What are the different types of ECMO?
ECMO therapy can help children or adults. There are two different types:
- Veno-arterial (VA) ECMO – This treatment provides support to both the heart and lungs. Tubes will be connected to both an artery and a vein.
- Veno-venous (VV) ECMO – This treatment provides support for the lungs only. The machine will be connected only to veins.
What is ECMO used for?
ECMO is used for severe and life-threatening illnesses, often when traditional treatments aren’t responding. You or a loved one may be a good candidate if you’ve experienced:
- Respiratory failure
- Heart failure
- Lung failure
- Heart surgery
- Severe asthma
- Lung infection
- Severe flu or pneumonia
- Near-drowning event
- Awaiting a lung or heart transplantation
You’ll receive a full evaluation from our ECMO team to determine whether this treatment is right for you.
ECMO therapy at Geisinger
We’re here to get you the best care possible — as quickly as possible.

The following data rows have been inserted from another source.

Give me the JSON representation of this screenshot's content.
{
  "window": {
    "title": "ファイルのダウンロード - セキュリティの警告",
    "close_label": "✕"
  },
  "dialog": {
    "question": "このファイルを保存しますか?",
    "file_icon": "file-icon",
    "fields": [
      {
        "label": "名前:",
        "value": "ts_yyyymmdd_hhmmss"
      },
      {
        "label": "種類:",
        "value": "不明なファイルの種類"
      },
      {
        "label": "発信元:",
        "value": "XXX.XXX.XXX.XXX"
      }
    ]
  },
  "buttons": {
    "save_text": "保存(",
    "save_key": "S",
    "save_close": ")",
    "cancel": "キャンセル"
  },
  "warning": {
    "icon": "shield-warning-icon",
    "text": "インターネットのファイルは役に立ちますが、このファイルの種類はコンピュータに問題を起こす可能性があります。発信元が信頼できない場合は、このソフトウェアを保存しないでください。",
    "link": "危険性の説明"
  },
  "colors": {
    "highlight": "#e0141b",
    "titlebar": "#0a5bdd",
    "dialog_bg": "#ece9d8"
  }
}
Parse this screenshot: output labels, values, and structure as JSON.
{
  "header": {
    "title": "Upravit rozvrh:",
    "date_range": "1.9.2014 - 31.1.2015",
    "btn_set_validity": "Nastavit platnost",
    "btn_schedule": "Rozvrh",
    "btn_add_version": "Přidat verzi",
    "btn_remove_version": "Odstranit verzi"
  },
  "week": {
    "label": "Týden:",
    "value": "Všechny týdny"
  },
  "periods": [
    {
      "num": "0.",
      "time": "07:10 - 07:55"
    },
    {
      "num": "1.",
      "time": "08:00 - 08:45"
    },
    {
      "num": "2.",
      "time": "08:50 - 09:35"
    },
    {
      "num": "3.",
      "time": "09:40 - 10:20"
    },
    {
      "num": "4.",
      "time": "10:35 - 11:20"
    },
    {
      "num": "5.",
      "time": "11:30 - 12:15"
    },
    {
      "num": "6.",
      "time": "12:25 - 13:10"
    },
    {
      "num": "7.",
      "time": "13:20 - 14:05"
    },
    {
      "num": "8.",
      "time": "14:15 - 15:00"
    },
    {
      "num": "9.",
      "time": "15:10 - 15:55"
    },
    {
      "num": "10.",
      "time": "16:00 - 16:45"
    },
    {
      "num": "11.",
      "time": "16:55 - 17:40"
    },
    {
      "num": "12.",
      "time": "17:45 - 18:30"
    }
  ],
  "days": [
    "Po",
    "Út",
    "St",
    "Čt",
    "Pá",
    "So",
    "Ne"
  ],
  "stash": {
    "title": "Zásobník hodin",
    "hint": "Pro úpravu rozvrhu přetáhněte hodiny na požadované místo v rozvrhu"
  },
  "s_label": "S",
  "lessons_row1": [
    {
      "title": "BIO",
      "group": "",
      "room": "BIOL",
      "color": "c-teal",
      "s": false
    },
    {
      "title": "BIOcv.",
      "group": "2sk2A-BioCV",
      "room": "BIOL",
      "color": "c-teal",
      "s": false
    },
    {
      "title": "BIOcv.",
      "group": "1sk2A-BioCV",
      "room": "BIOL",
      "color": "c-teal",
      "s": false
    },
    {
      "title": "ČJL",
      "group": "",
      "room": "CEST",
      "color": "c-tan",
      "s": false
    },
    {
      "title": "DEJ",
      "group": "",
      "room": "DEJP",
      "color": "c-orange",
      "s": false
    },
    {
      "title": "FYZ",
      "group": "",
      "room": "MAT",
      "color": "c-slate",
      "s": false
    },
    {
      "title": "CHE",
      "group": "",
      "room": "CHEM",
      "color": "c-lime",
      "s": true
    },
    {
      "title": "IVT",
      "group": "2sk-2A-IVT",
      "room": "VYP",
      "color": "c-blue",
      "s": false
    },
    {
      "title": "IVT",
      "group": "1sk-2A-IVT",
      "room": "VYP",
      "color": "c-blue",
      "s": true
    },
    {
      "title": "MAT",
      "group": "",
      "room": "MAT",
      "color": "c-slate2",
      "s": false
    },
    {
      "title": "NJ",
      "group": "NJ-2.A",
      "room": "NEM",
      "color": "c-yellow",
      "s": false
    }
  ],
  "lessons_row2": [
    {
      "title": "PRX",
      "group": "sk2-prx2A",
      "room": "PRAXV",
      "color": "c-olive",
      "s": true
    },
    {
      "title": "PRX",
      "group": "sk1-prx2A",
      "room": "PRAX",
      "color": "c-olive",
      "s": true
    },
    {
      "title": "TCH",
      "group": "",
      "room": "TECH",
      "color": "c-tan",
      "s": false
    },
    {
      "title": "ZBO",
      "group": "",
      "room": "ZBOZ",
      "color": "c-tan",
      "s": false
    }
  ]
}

You or your loved one can rest assured you’re receiving optimal care as the Geisinger ECMO program has been designated an ECMO Center of Excellence. Our dedicated ECMO team will determine whether ECMO is a good fit for you. We’ll be here to answer any questions you or your loved ones might have and guide you through the process.

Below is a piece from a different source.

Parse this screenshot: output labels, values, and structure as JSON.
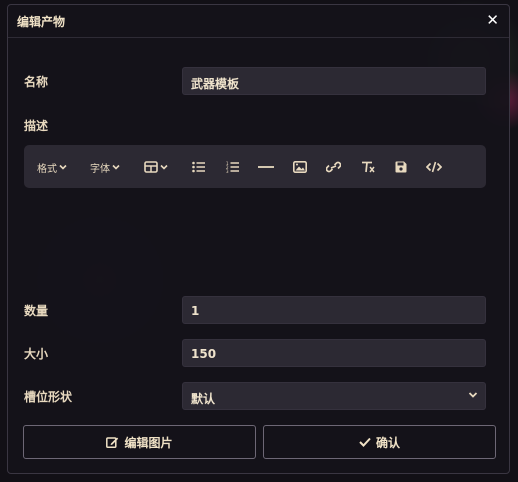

Using ECMO to treat those with COVID-19
Symptoms of the novel coronavirus (which causes COVID-19) can range from mild to severe. In the most severe cases, sometimes a person may need to be put on a ventilator, a machine that does the breathing for them while their lungs heal. However, if a person’s lungs are badly affected, a ventilator may not be able to deliver enough oxygen. This is where ECMO support may be an option.
ECMO treatment acts as an artificial lung, oxygenating the blood outside the body so blood doesn’t need to transfer through the damaged lungs. The therapy allows their lungs to rest while their body fights COVID-19.
A highly trained team that includes critical care medicine doctors, ECMO doctors and nurses, respiratory therapists, intensive care nurses, perfusionists and cardiac surgeons works together to care for those on ECMO.
“ECMO treatment isn’t without risks and will not be an option for everyone, but it has helped save the lives of several of our COVID-19 patients,” says Gajkowski.